§ Interface dataset entries

↓

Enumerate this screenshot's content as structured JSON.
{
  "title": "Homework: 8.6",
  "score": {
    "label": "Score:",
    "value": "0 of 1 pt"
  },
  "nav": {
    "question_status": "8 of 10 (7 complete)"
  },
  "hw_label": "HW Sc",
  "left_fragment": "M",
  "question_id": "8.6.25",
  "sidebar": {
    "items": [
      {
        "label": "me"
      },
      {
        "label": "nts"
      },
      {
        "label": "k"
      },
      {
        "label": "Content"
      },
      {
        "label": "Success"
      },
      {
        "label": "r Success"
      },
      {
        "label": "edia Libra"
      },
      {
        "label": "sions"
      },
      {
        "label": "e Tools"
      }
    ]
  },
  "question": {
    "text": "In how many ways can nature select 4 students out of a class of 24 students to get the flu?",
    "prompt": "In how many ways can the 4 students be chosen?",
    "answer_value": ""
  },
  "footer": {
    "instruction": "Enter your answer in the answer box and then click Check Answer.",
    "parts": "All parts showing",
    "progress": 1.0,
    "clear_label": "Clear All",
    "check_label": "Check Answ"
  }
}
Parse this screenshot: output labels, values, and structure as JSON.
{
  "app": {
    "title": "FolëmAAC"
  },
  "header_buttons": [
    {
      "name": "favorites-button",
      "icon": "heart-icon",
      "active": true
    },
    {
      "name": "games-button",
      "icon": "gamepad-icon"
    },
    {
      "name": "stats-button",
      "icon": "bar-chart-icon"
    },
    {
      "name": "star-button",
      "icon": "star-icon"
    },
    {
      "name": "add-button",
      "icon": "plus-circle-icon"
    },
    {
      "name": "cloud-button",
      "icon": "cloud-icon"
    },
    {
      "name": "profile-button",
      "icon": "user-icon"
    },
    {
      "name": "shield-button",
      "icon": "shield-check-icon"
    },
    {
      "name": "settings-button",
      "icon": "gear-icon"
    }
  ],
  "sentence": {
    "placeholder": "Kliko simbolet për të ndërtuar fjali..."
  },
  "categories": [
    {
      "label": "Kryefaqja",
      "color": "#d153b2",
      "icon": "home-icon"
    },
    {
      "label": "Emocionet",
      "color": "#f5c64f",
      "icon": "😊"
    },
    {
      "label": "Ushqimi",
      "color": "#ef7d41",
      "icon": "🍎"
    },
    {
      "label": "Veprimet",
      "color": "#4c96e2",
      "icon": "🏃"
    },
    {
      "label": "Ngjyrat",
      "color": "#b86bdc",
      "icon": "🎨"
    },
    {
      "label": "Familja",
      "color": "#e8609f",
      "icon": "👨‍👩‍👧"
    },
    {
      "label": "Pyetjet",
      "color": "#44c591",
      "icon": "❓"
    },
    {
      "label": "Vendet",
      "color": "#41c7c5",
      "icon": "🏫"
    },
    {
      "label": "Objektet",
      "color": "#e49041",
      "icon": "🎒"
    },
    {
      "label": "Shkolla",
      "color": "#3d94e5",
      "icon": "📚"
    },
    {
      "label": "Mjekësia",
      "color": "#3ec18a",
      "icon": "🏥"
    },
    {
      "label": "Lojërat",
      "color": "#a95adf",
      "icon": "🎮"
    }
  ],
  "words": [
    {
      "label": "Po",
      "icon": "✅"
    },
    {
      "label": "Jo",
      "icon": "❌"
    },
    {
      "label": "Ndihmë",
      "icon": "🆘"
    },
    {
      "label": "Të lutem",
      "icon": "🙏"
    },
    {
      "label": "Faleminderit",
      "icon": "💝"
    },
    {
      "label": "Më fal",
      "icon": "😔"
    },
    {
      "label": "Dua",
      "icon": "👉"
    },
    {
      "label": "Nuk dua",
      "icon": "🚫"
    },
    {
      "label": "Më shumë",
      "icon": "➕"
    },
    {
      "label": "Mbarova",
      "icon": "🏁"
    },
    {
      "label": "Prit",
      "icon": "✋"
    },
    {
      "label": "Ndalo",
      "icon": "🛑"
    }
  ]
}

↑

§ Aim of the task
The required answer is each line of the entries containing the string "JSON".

§ The completed task
Enumerate this screenshot's content as structured JSON.
Parse this screenshot: output labels, values, and structure as JSON.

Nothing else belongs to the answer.